Edwin Lai rightly sets the beginnings of his book in August 2015 as the turning point in “China’s attempt to internationalize the renminbi.” He guides readers through the Chinese leadership’s motivations to internationalize the currency and through the challenges and costs. He assesses the success of what in my own book on the renminbi I call “China’s renminbi strategy,” and analyzes the prospects for further internationalization going forward. Based in Hong Kong as a professor of economics, Lai identifies the establishment of the renminbi offshore market – firstly in Hong Kong and subsequently in the world’s main financial centers other than the US – as the pillar of the attempt to make the Chinese currency one that non-PRC residents would want to use in international transactions and, critically, hold in their portfolios. Keeping the offshore market separated from the onshore one – hence the book’s title One Currency, Two Markets – would protect China’s banking and financial sector from short-term capital flows. In other words, as Lai explains throughout the book, the intention of Chinese monetary authorities is the development of onshore and offshore markets that would allow the renminbi to function as an international currency without the need for China to open its capital account.
The book provides an interesting and informative read for scholars and practitioners interested in China’s policy to internationalize its currency. At some points Lai delves too much into explanations of concepts that readers should be familiar with. After all, this is not a book for a general readership as it requires some technical notions. More importantly, and despite its intrinsic value, the core of the book refers to the internationalization of the renminbi pre-2015. There is not much about the more recent shift in the policy focus of China’s monetary authorities. Although Lai provides some updates, he does not address the key issue of why the renminbi no longer features among the authorities’ economic policy priorities.
Two issues are worth stressing here. The first is the Belt and Road Initiative that has contributed to a shift in the focus of the renminbi internationalization from trade – as in the pre-2015 period – to finance. Lai somehow overlooks the problem faced by China as an “immature creditor,” which is the constraints of providing credit in its own currency. This is evident in the fact that China’s increased role in providing development finance – it is currently the largest bilateral lender – has not witnessed a similar pace in lending in renminbi. The Belt and Road has extended the use of the renminbi but ultimately the dollar remains the vehicle currency for finance provided by China.
The second issue relates to financial reforms. Lai acknowledges the need for China to implement the reform of the banking and financial sector that is necessary to create deeper and more liquid markets. However, he argues that reforms can only be implemented if they are externally driven. So opening the capital account, he believes, could force such reforms as a way to protect and preserve financial stability. I disagree with this view. Before 2015 it was disputable whether forcing the hand to reforms by opening China’s domestic market was a sensible policy given the potentially large capital outflows. Now, the Chinese economy is significantly weaker, and the renminbi is at historical lows, while banks are under pressure because of the downturn in the property sector.
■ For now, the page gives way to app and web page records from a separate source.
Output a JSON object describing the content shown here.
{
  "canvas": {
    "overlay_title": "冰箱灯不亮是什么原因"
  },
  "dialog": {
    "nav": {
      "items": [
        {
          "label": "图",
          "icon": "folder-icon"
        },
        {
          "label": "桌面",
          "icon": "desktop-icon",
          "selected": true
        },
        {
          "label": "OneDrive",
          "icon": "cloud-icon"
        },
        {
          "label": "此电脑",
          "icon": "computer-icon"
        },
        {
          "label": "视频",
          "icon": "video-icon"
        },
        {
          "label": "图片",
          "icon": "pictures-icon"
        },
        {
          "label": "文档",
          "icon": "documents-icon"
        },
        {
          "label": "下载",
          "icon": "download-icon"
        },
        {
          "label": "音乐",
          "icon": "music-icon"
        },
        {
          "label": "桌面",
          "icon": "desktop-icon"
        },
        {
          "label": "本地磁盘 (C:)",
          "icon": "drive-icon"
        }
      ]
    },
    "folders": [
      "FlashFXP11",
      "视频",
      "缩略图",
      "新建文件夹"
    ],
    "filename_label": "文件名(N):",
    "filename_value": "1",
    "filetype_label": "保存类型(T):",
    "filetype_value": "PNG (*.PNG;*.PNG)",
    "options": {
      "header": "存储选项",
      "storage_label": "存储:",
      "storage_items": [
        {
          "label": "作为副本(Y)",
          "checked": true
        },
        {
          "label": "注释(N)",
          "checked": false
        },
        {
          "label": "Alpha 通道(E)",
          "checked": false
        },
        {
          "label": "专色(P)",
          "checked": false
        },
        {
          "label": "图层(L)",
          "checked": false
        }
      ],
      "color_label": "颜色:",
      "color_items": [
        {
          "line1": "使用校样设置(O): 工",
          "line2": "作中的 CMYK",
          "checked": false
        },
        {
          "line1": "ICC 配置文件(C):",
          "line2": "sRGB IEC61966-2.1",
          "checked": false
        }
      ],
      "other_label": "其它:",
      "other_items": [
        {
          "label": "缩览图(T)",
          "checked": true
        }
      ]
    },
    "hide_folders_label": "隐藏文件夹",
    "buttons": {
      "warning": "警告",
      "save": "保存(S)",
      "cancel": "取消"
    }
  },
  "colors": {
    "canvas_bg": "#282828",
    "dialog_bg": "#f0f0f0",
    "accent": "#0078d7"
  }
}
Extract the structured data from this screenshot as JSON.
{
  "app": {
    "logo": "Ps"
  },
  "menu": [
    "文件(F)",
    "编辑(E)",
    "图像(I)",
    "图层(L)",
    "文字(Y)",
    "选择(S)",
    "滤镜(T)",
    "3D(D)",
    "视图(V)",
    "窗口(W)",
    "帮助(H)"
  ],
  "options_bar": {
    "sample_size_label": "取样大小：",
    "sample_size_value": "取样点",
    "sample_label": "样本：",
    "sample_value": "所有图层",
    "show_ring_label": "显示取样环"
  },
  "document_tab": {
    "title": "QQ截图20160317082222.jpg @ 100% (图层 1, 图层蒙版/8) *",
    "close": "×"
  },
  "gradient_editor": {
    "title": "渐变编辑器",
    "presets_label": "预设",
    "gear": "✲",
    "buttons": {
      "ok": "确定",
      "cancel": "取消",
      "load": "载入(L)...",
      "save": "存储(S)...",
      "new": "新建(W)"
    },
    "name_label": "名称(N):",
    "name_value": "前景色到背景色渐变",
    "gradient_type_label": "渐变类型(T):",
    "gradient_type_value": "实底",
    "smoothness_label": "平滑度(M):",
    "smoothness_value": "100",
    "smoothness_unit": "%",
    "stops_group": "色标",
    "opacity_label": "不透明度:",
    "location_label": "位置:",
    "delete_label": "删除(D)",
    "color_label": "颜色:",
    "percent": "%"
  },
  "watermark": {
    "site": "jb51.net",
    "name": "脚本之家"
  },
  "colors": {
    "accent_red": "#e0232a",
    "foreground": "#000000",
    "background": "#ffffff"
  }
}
Thus unconstrained capital movements are no longer a policy option. Since the outbreak of Covid in late 2019 there has been a profound change in China’s economic dynamics both domestically and externally. The Chinese leadership’s decision to suspend Ant Group’s initial public offering (IPO) epitomizes this shift. In the autumn of 2020 Ant Group was preparing an estimated $30 billion-plus IPO – the largest ever – when the regulators and monetary authorities stopped the process because of undisclosed concerns about financial stability. To date Ant’s IPO is still pending. This was the first and highest-profile of a series of constraints imposed on companies operating in various sectors, from finance to education. As a result, the confidence of foreign investors has been seriously undermined. Will it recover? It is hard to say, but as financial repression is on the rise, it will be even more difficult to turn the renminbi into an asset that non-residents are willing to hold. Perhaps the best period of the renminbi’s internationalization is behind us, which Lai implicitly acknowledges in his book.
Queen Mary University of London
One Currency, Two Markets: China’s Attempt to Internationalize the Renminbi, by Edwin L.-C. Lai (Cambridge University Press, 2021)
The People’s Money: How China is Building a Global Currency, by Paola Subacchi (Columbia University Press, 2016)